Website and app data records
——

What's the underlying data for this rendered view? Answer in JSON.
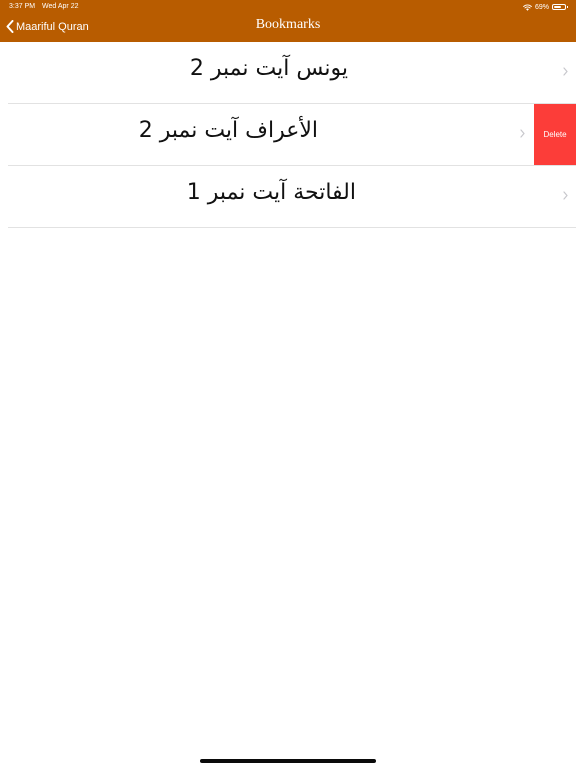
{
  "status_bar": {
    "time": "3:37 PM",
    "date": "Wed Apr 22",
    "battery_percent": "69%",
    "battery_level": 0.69,
    "wifi_icon": "wifi-icon",
    "battery_icon": "battery-icon"
  },
  "nav": {
    "back_label": "Maariful Quran",
    "back_icon": "chevron-left-icon",
    "title": "Bookmarks",
    "bar_color": "#b85c00"
  },
  "bookmarks": [
    {
      "label": "یونس آیت نمبر 2"
    },
    {
      "label": "الأعراف آیت نمبر 2",
      "action_label": "Delete"
    },
    {
      "label": "الفاتحة آیت نمبر 1"
    }
  ],
  "colors": {
    "delete": "#fc3d39",
    "separator": "#e2e2e2",
    "chevron": "#c7c7cc"
  }
}
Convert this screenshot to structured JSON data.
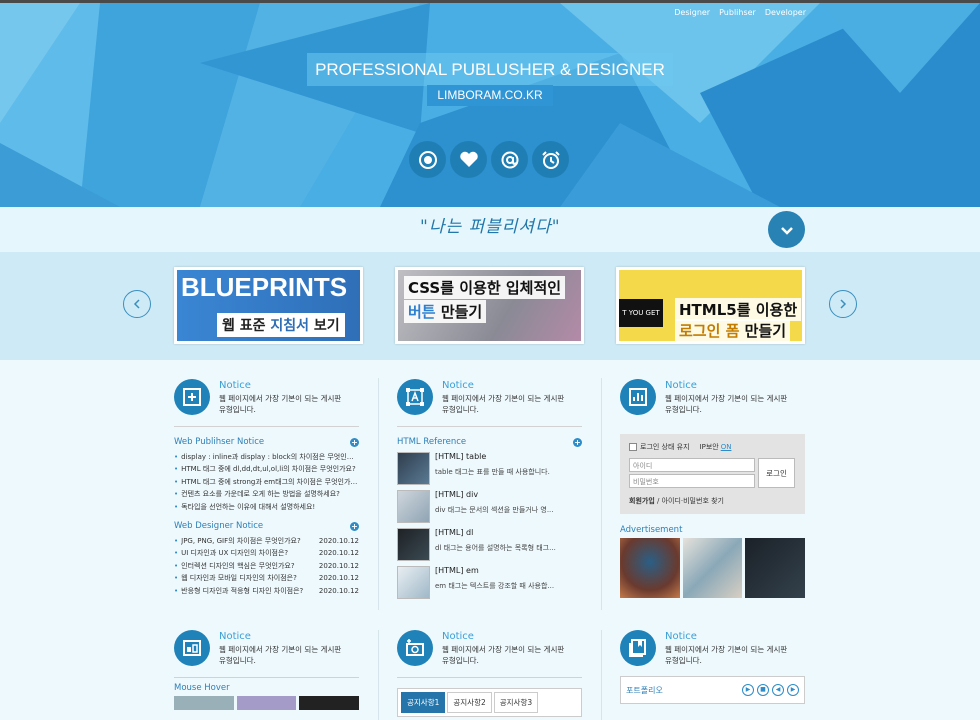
{
  "nav": [
    "Designer",
    "Publihser",
    "Developer"
  ],
  "hero": {
    "title": "PROFESSIONAL PUBLUSHER & DESIGNER",
    "subtitle": "LIMBORAM.CO.KR"
  },
  "quote": "\"나는 퍼블리셔다\"",
  "slides": [
    {
      "big": "BLUEPRINTS",
      "label_a": "웹 표준 ",
      "label_b": "지침서",
      "label_c": " 보기"
    },
    {
      "line1": "CSS를 이용한 입체적인",
      "line2_a": "버튼",
      "line2_b": " 만들기"
    },
    {
      "black": "T YOU GET",
      "line1": "HTML5를 이용한",
      "line2_a": "로그인 폼",
      "line2_b": " 만들기"
    }
  ],
  "notice": {
    "title": "Notice",
    "desc1": "웹 페이지에서 가장 기본이 되는 게시판",
    "desc2": "유형입니다."
  },
  "col1": {
    "h1": "Web Publihser Notice",
    "items1": [
      "display : inline과 display : block의 차이점은 무엇인가요?",
      "HTML 태그 중에 dl,dd,dt,ul,ol,li의 차이점은 무엇인가요?",
      "HTML 태그 중에 strong과 em태그의 차이점은 무엇인가요?",
      "컨텐츠 요소를 가운데로 오게 하는 방법을 설명하세요?",
      "독타입을 선언하는 이유에 대해서 설명하세요!"
    ],
    "h2": "Web Designer Notice",
    "items2": [
      {
        "t": "JPG, PNG, GIF의 차이점은 무엇인가요?",
        "d": "2020.10.12"
      },
      {
        "t": "UI 디자인과 UX 디자인의 차이점은?",
        "d": "2020.10.12"
      },
      {
        "t": "인터렉션 디자인의 핵심은 무엇인가요?",
        "d": "2020.10.12"
      },
      {
        "t": "웹 디자인과 모바일 디자인의 차이점은?",
        "d": "2020.10.12"
      },
      {
        "t": "반응형 디자인과 적응형 디자인 차이점은?",
        "d": "2020.10.12"
      }
    ]
  },
  "col2": {
    "h1": "HTML Reference",
    "refs": [
      {
        "a": "[HTML] table",
        "b": "table 태그는 표를 만들 때 사용합니다."
      },
      {
        "a": "[HTML] div",
        "b": "div 태그는 문서의 섹션을 만들거나 영..."
      },
      {
        "a": "[HTML] dl",
        "b": "dl 태그는 용어를 설명하는 목록형 태그..."
      },
      {
        "a": "[HTML] em",
        "b": "em 태그는 텍스트를 강조할 때 사용합..."
      }
    ],
    "tabs": [
      "공지사항1",
      "공지사항2",
      "공지사항3"
    ]
  },
  "col3": {
    "keep": "로그인 상태 유지",
    "ip": "IP보안",
    "on": "ON",
    "id_ph": "아이디",
    "pw_ph": "비밀번호",
    "login": "로그인",
    "join": "회원가입",
    "find": " / 아이디·비밀번호 찾기",
    "ad": "Advertisement",
    "portfolio": "포트폴리오"
  },
  "bottom": {
    "hover": "Mouse Hover"
  },
  "colors": {
    "accent": "#1f82b8",
    "hero": "#49aee3"
  }
}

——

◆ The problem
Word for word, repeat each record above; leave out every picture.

◆ Response
What's the underlying data for this rendered view? Answer in JSON.
{
  "status_bar": {
    "time": "3:37 PM",
    "date": "Wed Apr 22",
    "battery_percent": "69%",
    "battery_level": 0.69,
    "wifi_icon": "wifi-icon",
    "battery_icon": "battery-icon"
  },
  "nav": {
    "back_label": "Maariful Quran",
    "back_icon": "chevron-left-icon",
    "title": "Bookmarks",
    "bar_color": "#b85c00"
  },
  "bookmarks": [
    {
      "label": "یونس آیت نمبر 2"
    },
    {
      "label": "الأعراف آیت نمبر 2",
      "action_label": "Delete"
    },
    {
      "label": "الفاتحة آیت نمبر 1"
    }
  ],
  "colors": {
    "delete": "#fc3d39",
    "separator": "#e2e2e2",
    "chevron": "#c7c7cc"
  }
}
Convert this screenshot to structured JSON data.
{
  "nav": [
    "Designer",
    "Publihser",
    "Developer"
  ],
  "hero": {
    "title": "PROFESSIONAL PUBLUSHER & DESIGNER",
    "subtitle": "LIMBORAM.CO.KR"
  },
  "quote": "\"나는 퍼블리셔다\"",
  "slides": [
    {
      "big": "BLUEPRINTS",
      "label_a": "웹 표준 ",
      "label_b": "지침서",
      "label_c": " 보기"
    },
    {
      "line1": "CSS를 이용한 입체적인",
      "line2_a": "버튼",
      "line2_b": " 만들기"
    },
    {
      "black": "T YOU GET",
      "line1": "HTML5를 이용한",
      "line2_a": "로그인 폼",
      "line2_b": " 만들기"
    }
  ],
  "notice": {
    "title": "Notice",
    "desc1": "웹 페이지에서 가장 기본이 되는 게시판",
    "desc2": "유형입니다."
  },
  "col1": {
    "h1": "Web Publihser Notice",
    "items1": [
      "display : inline과 display : block의 차이점은 무엇인가요?",
      "HTML 태그 중에 dl,dd,dt,ul,ol,li의 차이점은 무엇인가요?",
      "HTML 태그 중에 strong과 em태그의 차이점은 무엇인가요?",
      "컨텐츠 요소를 가운데로 오게 하는 방법을 설명하세요?",
      "독타입을 선언하는 이유에 대해서 설명하세요!"
    ],
    "h2": "Web Designer Notice",
    "items2": [
      {
        "t": "JPG, PNG, GIF의 차이점은 무엇인가요?",
        "d": "2020.10.12"
      },
      {
        "t": "UI 디자인과 UX 디자인의 차이점은?",
        "d": "2020.10.12"
      },
      {
        "t": "인터렉션 디자인의 핵심은 무엇인가요?",
        "d": "2020.10.12"
      },
      {
        "t": "웹 디자인과 모바일 디자인의 차이점은?",
        "d": "2020.10.12"
      },
      {
        "t": "반응형 디자인과 적응형 디자인 차이점은?",
        "d": "2020.10.12"
      }
    ]
  },
  "col2": {
    "h1": "HTML Reference",
    "refs": [
      {
        "a": "[HTML] table",
        "b": "table 태그는 표를 만들 때 사용합니다."
      },
      {
        "a": "[HTML] div",
        "b": "div 태그는 문서의 섹션을 만들거나 영..."
      },
      {
        "a": "[HTML] dl",
        "b": "dl 태그는 용어를 설명하는 목록형 태그..."
      },
      {
        "a": "[HTML] em",
        "b": "em 태그는 텍스트를 강조할 때 사용합..."
      }
    ],
    "tabs": [
      "공지사항1",
      "공지사항2",
      "공지사항3"
    ]
  },
  "col3": {
    "keep": "로그인 상태 유지",
    "ip": "IP보안",
    "on": "ON",
    "id_ph": "아이디",
    "pw_ph": "비밀번호",
    "login": "로그인",
    "join": "회원가입",
    "find": " / 아이디·비밀번호 찾기",
    "ad": "Advertisement",
    "portfolio": "포트폴리오"
  },
  "bottom": {
    "hover": "Mouse Hover"
  },
  "colors": {
    "accent": "#1f82b8",
    "hero": "#49aee3"
  }
}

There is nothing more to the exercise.